As the US Department of Justice’s investigates the so-called “World Cup of Fraud,” in which officials from soccer’s top governing body allegedly took $150 million in bribes and kick-backs, details emerging about FIFA members are astounding. Here are some of the most brazen allegations from both the indictment and previous reports:
A suitcase stacked with dollars. Jack Warner, the former head of the Central and North American Football Association, was allegedly bribed with a suitcase filled with $10,000 in stacks of bills, left in a Paris hotel, to cast a vote for South Africa to host the 2010 World Cup, according to the US Department of Justice. Warner, who has resigned from the football business entirely, denies the charges.
A Miami condo with soccer cash. Daryll Warner, Jack’s son, “funded a 2005 purchase of a Miami, Florida condominium, held in 33 the name of a member of his family, with money drawn from an account held in the name of a soccer facility” the DOJ alleges. Daryll and his brother have been cooperating with US officials in the investigation.

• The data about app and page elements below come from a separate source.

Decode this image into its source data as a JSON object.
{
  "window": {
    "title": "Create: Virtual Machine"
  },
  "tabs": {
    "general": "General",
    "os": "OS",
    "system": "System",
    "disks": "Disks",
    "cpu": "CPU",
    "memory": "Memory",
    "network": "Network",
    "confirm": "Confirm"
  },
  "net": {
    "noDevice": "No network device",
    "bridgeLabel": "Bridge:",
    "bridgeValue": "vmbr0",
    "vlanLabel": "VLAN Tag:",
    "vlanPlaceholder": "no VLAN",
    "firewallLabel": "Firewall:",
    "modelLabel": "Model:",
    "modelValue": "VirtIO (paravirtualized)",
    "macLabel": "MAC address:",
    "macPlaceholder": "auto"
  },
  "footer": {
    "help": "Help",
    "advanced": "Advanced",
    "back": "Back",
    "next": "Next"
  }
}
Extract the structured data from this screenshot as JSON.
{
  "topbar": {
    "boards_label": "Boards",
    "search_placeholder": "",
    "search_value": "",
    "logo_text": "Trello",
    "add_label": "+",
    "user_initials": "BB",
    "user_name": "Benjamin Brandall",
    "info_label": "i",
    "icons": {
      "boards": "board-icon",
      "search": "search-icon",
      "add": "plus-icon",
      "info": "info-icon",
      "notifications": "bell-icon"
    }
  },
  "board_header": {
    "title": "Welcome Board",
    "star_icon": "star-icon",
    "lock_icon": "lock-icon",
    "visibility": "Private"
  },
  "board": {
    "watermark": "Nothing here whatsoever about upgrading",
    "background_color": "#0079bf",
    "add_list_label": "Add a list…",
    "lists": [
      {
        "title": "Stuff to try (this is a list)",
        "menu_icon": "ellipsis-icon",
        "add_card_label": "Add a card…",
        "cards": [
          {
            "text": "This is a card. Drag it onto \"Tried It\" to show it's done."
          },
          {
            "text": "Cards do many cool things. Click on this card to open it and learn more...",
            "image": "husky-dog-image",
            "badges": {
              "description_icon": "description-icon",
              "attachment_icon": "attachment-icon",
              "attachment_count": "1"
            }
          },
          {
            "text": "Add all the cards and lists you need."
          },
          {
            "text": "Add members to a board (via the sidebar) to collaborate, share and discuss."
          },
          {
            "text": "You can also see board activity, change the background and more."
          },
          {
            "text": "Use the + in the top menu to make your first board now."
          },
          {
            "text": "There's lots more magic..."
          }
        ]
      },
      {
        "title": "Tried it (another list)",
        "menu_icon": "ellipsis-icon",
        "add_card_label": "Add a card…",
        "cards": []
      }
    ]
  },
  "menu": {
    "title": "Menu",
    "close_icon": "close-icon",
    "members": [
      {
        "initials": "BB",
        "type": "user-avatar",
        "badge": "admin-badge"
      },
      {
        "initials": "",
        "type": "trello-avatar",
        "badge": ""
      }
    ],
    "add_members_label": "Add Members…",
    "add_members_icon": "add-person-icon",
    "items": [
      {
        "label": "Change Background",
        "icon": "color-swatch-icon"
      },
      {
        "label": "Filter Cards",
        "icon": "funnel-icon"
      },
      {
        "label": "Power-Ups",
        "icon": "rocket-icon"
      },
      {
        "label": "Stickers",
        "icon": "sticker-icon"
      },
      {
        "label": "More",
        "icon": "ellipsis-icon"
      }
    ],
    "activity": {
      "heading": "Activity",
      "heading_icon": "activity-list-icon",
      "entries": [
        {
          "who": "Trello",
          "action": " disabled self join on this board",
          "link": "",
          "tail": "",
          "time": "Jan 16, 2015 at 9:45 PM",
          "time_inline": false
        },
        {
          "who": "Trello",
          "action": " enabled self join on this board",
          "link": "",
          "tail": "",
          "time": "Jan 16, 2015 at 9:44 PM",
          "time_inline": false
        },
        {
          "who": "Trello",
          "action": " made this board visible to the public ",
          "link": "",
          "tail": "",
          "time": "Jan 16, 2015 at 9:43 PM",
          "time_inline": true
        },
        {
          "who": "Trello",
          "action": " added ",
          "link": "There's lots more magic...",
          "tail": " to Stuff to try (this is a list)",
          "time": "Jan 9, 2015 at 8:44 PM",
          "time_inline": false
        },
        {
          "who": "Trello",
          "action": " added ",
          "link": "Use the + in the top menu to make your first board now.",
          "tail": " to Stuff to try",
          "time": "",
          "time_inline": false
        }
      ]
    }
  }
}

The FIFA rep who demanded a knighthood. Nicholas Leoz, the 86 year old head of the South American Football Association, reportedly demanded a British knighthood in exchange for his vote supporting England’s bid for the 2018 World Cup. He is not a knight, nor is England hosting the 2018 cup. Through a lawyer, he has denied all charges related to the investigation.
A $6,000 apartment for a FIFA rep’s cats. Chuck Blazer, a US FIFA rep-turned-FBI informant, ran up $29 million in credit card charges while associated with FIFA, and worked and lived out of a $18,000-a-month apartment in Manhattan’s Trump Tower, the Daily News reported. He rented a nearby, $6,000-a-month apartment in the tower “largely for his unruly cats,” the Daily News said. Blazer has been indicted on tax evasion charges.
The FIFA exec who expensed 97 breakfasts in 20 days. Vitaly Mutko, the Russian sports minister, has not been named in the FIFA investigation, and said Wednesday that Russia had “nothing to hide.” But his reported behavior in the past is raising questions now. An unrelated investigation by Russian officials after the Vancouver Olympic Games showed he had requested 97 breakfast vouchers over a 20-day stay in Vancouver.
There’s no mention of FIFA’s Zurich boardroom in the DOJ indictment, but its sinister appearance, which has been noted before, is being raised again:
These aren’t the only allegations against FIFA officials, of course, just some of the most brazen. As the investigation widens, and global companies like Nike become involved, expect more even more bad behavior to come to light.